We all know the story too well by now: when the world shut down more than a year ago, we had to get creative when it came to day-to-day business operations. Given the spread of the coronavirus via aerosol droplets, face-to-face meetings were one of the first activities halted — even though more than three-quarters of small business owners report in-person meetings can make a big difference.
Now, thankfully, vaccines are being swiftly administered, and the CDC says folks who’ve been fully vaccinated can remove their masks, even indoors. The world is reopening, and among other previously prohibited practices, you may be considering resuming business travel.
But should you?
Should you travel for business again? Here’s what to consider
Here’s what to weigh while you decide whether or not you’re ready to resume business travel.
Your employees’ (and clients’) vaccination status
Scientists agree that COVID-19 vaccines can help keep the people who take them from getting severely sick — and can also help reduce the risk of spreading the virus to others.
Per recent guidance from the Equal Employment Opportunity Commission, most employers can legally require their employees to get a COVID-19 vaccine, with certain exceptions. But not everybody is on board. According to recent data, fully 15% of Americans are “certain” they won’t get a vaccine. Unfortunately, requiring your employees to do so could unwittingly become a political statement.
However, no U.S. states require vaccination for interstate travel — and only a small minority have testing or quarantine requirements. Of course, you still have to factor in your own conscience and your employees’ (and clients’) safety. You might consider only allowing vaccinated employees to travel for meetings.
The state of your business
The pandemic had a major impact on the economy, and small businesses in particular. We’ve all heard the horror stories of mass layoffs and even closures.
But pandemic restrictions didn’t affect all small businesses equally. And, in fact, some businesses even thrived throughout the hardest parts of the pandemic — such as liquor stores and drive-in movie theaters.
Depending on what kind of business you own and how critical travel is to your success, you might be able to continue to delay travel just to play it safe for a little longer. On the other hand, if travel is essential to your business model or if you’re trying to calculate faster ways to pay back debt, it might be worth getting back out there — while still meeting all safety guidelines, of course.
It’s also worth pointing out that some public health authorities, such as the California Department of Public Health, are asking that people avoid non-essential travel until after they’ve been fully vaccinated (which is to say, two weeks after they receive the final dose of their vaccine). While work and study trips are considered essential under their guidelines, technology like Zoom and Slack make it possible to communicate with colleagues at a distance — so if a meeting is the only purpose of the trip, you might consider a digital alternative.
Courting new clients
For many small business owners, travel is an important part of expanding your client base and bringing new customers into the fold.
But different people have very different comfort levels when it comes to COVID-19 safety practices and precautions.

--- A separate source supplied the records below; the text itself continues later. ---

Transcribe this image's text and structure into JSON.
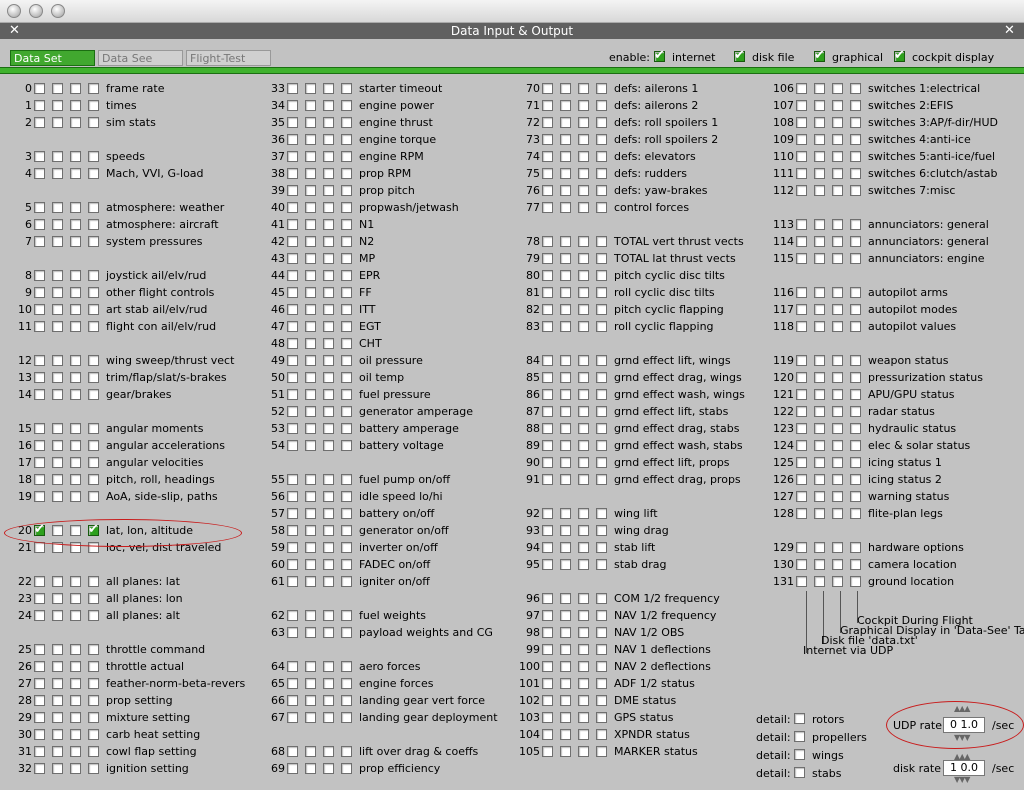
{
  "window": {
    "title": "Data Input & Output"
  },
  "tabs": [
    {
      "label": "Data Set",
      "active": true
    },
    {
      "label": "Data See",
      "active": false
    },
    {
      "label": "Flight-Test",
      "active": false
    }
  ],
  "enable": {
    "label": "enable:",
    "options": [
      {
        "label": "internet",
        "checked": true
      },
      {
        "label": "disk file",
        "checked": true
      },
      {
        "label": "graphical",
        "checked": true
      },
      {
        "label": "cockpit display",
        "checked": true
      }
    ]
  },
  "columns": [
    [
      {
        "n": "0",
        "label": "frame rate"
      },
      {
        "n": "1",
        "label": "times"
      },
      {
        "n": "2",
        "label": "sim stats"
      },
      null,
      {
        "n": "3",
        "label": "speeds"
      },
      {
        "n": "4",
        "label": "Mach, VVI, G-load"
      },
      null,
      {
        "n": "5",
        "label": "atmosphere: weather"
      },
      {
        "n": "6",
        "label": "atmosphere: aircraft"
      },
      {
        "n": "7",
        "label": "system pressures"
      },
      null,
      {
        "n": "8",
        "label": "joystick ail/elv/rud"
      },
      {
        "n": "9",
        "label": "other flight controls"
      },
      {
        "n": "10",
        "label": "art stab   ail/elv/rud"
      },
      {
        "n": "11",
        "label": "flight con ail/elv/rud"
      },
      null,
      {
        "n": "12",
        "label": "wing sweep/thrust vect"
      },
      {
        "n": "13",
        "label": "trim/flap/slat/s-brakes"
      },
      {
        "n": "14",
        "label": "gear/brakes"
      },
      null,
      {
        "n": "15",
        "label": "angular moments"
      },
      {
        "n": "16",
        "label": "angular accelerations"
      },
      {
        "n": "17",
        "label": "angular velocities"
      },
      {
        "n": "18",
        "label": "pitch, roll, headings"
      },
      {
        "n": "19",
        "label": "AoA, side-slip, paths"
      },
      null,
      {
        "n": "20",
        "label": "lat, lon, altitude",
        "checks": [
          true,
          false,
          false,
          true
        ]
      },
      {
        "n": "21",
        "label": "loc, vel, dist traveled"
      },
      null,
      {
        "n": "22",
        "label": "all planes: lat"
      },
      {
        "n": "23",
        "label": "all planes: lon"
      },
      {
        "n": "24",
        "label": "all planes: alt"
      },
      null,
      {
        "n": "25",
        "label": "throttle command"
      },
      {
        "n": "26",
        "label": "throttle actual"
      },
      {
        "n": "27",
        "label": "feather-norm-beta-revers"
      },
      {
        "n": "28",
        "label": "prop setting"
      },
      {
        "n": "29",
        "label": "mixture setting"
      },
      {
        "n": "30",
        "label": "carb heat setting"
      },
      {
        "n": "31",
        "label": "cowl flap setting"
      },
      {
        "n": "32",
        "label": "ignition setting"
      }
    ],
    [
      {
        "n": "33",
        "label": "starter timeout"
      },
      {
        "n": "34",
        "label": "engine power"
      },
      {
        "n": "35",
        "label": "engine thrust"
      },
      {
        "n": "36",
        "label": "engine torque"
      },
      {
        "n": "37",
        "label": "engine RPM"
      },
      {
        "n": "38",
        "label": "prop RPM"
      },
      {
        "n": "39",
        "label": "prop pitch"
      },
      {
        "n": "40",
        "label": "propwash/jetwash"
      },
      {
        "n": "41",
        "label": "N1"
      },
      {
        "n": "42",
        "label": "N2"
      },
      {
        "n": "43",
        "label": "MP"
      },
      {
        "n": "44",
        "label": "EPR"
      },
      {
        "n": "45",
        "label": "FF"
      },
      {
        "n": "46",
        "label": "ITT"
      },
      {
        "n": "47",
        "label": "EGT"
      },
      {
        "n": "48",
        "label": "CHT"
      },
      {
        "n": "49",
        "label": "oil pressure"
      },
      {
        "n": "50",
        "label": "oil temp"
      },
      {
        "n": "51",
        "label": "fuel pressure"
      },
      {
        "n": "52",
        "label": "generator amperage"
      },
      {
        "n": "53",
        "label": "battery amperage"
      },
      {
        "n": "54",
        "label": "battery voltage"
      },
      null,
      {
        "n": "55",
        "label": "fuel pump on/off"
      },
      {
        "n": "56",
        "label": "idle speed lo/hi"
      },
      {
        "n": "57",
        "label": "battery on/off"
      },
      {
        "n": "58",
        "label": "generator on/off"
      },
      {
        "n": "59",
        "label": "inverter on/off"
      },
      {
        "n": "60",
        "label": "FADEC on/off"
      },
      {
        "n": "61",
        "label": "igniter on/off"
      },
      null,
      {
        "n": "62",
        "label": "fuel weights"
      },
      {
        "n": "63",
        "label": "payload weights and CG"
      },
      null,
      {
        "n": "64",
        "label": "aero forces"
      },
      {
        "n": "65",
        "label": "engine forces"
      },
      {
        "n": "66",
        "label": "landing gear vert force"
      },
      {
        "n": "67",
        "label": "landing gear deployment"
      },
      null,
      {
        "n": "68",
        "label": "lift over drag & coeffs"
      },
      {
        "n": "69",
        "label": "prop efficiency"
      }
    ],
    [
      {
        "n": "70",
        "label": "defs: ailerons 1"
      },
      {
        "n": "71",
        "label": "defs: ailerons 2"
      },
      {
        "n": "72",
        "label": "defs: roll spoilers 1"
      },
      {
        "n": "73",
        "label": "defs: roll spoilers 2"
      },
      {
        "n": "74",
        "label": "defs: elevators"
      },
      {
        "n": "75",
        "label": "defs: rudders"
      },
      {
        "n": "76",
        "label": "defs: yaw-brakes"
      },
      {
        "n": "77",
        "label": "control forces"
      },
      null,
      {
        "n": "78",
        "label": "TOTAL vert thrust vects"
      },
      {
        "n": "79",
        "label": "TOTAL lat  thrust vects"
      },
      {
        "n": "80",
        "label": "pitch cyclic disc tilts"
      },
      {
        "n": "81",
        "label": "roll cyclic disc tilts"
      },
      {
        "n": "82",
        "label": "pitch cyclic flapping"
      },
      {
        "n": "83",
        "label": "roll cyclic flapping"
      },
      null,
      {
        "n": "84",
        "label": "grnd effect lift, wings"
      },
      {
        "n": "85",
        "label": "grnd effect drag, wings"
      },
      {
        "n": "86",
        "label": "grnd effect wash, wings"
      },
      {
        "n": "87",
        "label": "grnd effect lift, stabs"
      },
      {
        "n": "88",
        "label": "grnd effect drag, stabs"
      },
      {
        "n": "89",
        "label": "grnd effect wash, stabs"
      },
      {
        "n": "90",
        "label": "grnd effect lift, props"
      },
      {
        "n": "91",
        "label": "grnd effect drag, props"
      },
      null,
      {
        "n": "92",
        "label": "wing lift"
      },
      {
        "n": "93",
        "label": "wing drag"
      },
      {
        "n": "94",
        "label": "stab lift"
      },
      {
        "n": "95",
        "label": "stab drag"
      },
      null,
      {
        "n": "96",
        "label": "COM 1/2 frequency"
      },
      {
        "n": "97",
        "label": "NAV 1/2 frequency"
      },
      {
        "n": "98",
        "label": "NAV 1/2 OBS"
      },
      {
        "n": "99",
        "label": "NAV 1 deflections"
      },
      {
        "n": "100",
        "label": "NAV 2 deflections"
      },
      {
        "n": "101",
        "label": "ADF 1/2 status"
      },
      {
        "n": "102",
        "label": "DME status"
      },
      {
        "n": "103",
        "label": "GPS status"
      },
      {
        "n": "104",
        "label": "XPNDR status"
      },
      {
        "n": "105",
        "label": "MARKER status"
      }
    ],
    [
      {
        "n": "106",
        "label": "switches 1:electrical"
      },
      {
        "n": "107",
        "label": "switches 2:EFIS"
      },
      {
        "n": "108",
        "label": "switches 3:AP/f-dir/HUD"
      },
      {
        "n": "109",
        "label": "switches 4:anti-ice"
      },
      {
        "n": "110",
        "label": "switches 5:anti-ice/fuel"
      },
      {
        "n": "111",
        "label": "switches 6:clutch/astab"
      },
      {
        "n": "112",
        "label": "switches 7:misc"
      },
      null,
      {
        "n": "113",
        "label": "annunciators: general"
      },
      {
        "n": "114",
        "label": "annunciators: general"
      },
      {
        "n": "115",
        "label": "annunciators: engine"
      },
      null,
      {
        "n": "116",
        "label": "autopilot arms"
      },
      {
        "n": "117",
        "label": "autopilot modes"
      },
      {
        "n": "118",
        "label": "autopilot values"
      },
      null,
      {
        "n": "119",
        "label": "weapon status"
      },
      {
        "n": "120",
        "label": "pressurization status"
      },
      {
        "n": "121",
        "label": "APU/GPU status"
      },
      {
        "n": "122",
        "label": "radar status"
      },
      {
        "n": "123",
        "label": "hydraulic status"
      },
      {
        "n": "124",
        "label": "elec & solar status"
      },
      {
        "n": "125",
        "label": "icing status 1"
      },
      {
        "n": "126",
        "label": "icing status 2"
      },
      {
        "n": "127",
        "label": "warning status"
      },
      {
        "n": "128",
        "label": "flite-plan legs"
      },
      null,
      {
        "n": "129",
        "label": "hardware options"
      },
      {
        "n": "130",
        "label": "camera location"
      },
      {
        "n": "131",
        "label": "ground location"
      }
    ]
  ],
  "legend": {
    "cockpit": "Cockpit During Flight",
    "graphical": "Graphical Display in 'Data-See' Tab",
    "disk": "Disk file 'data.txt'",
    "internet": "Internet via UDP"
  },
  "details": {
    "label": "detail:",
    "items": [
      {
        "label": "rotors",
        "checked": false
      },
      {
        "label": "propellers",
        "checked": false
      },
      {
        "label": "wings",
        "checked": false
      },
      {
        "label": "stabs",
        "checked": false
      }
    ]
  },
  "rates": {
    "udp_label": "UDP rate",
    "udp_value": "0 1.0",
    "disk_label": "disk rate",
    "disk_value": "1 0.0",
    "unit": "/sec"
  }
}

Some prospective clients might be surprised when you postpone an in-person gathering out of an abundance of caution, while others may be committed to staying distanced for the foreseeable future.
As with other parts of your client-facing business, it’s important to see this conversation as a negotiation — albeit one around personal boundaries rather than finances. Rather than telling a prospective client what to expect, ask them how you might best meet their needs while still respecting their safety preferences (and, as always, the guidelines set out by the regions you’d be traveling to or from). Chances are your prospective customers will appreciate your thoughtfulness and flexibility in this area — which might make them that much more willing to sign the contract.
We’ve been talking throughout this article about the quarantine policies enforced by state, local and federal governments. But how do those quarantine policies affect your business?
As an employer, you generally can require your employees to quarantine after potential exposure to the virus through travel — though it’s always a good idea to review your state laws and ensure you’re acting accordingly. If possible, you might arrange potentially exposed employees for a remote work setup to allow them to continue to perform their duties while maintaining social distance.
Your quarantine policies should align with local laws and guidelines and may depend on where the employee travels to (and what the COVID-19 cases are like in that area).
Keep in mind that keeping an employee from catching the coronavirus may not only be better for their well-being, but also for your business: although the expanded sick leave requirements under the Families First Coronavirus Response Act (FFCRA) expired on Dec. 31, 2020, sick leave is still protected by many states and unions. If your traveling employee contracts the coronavirus, you may end up paying for their recuperation time.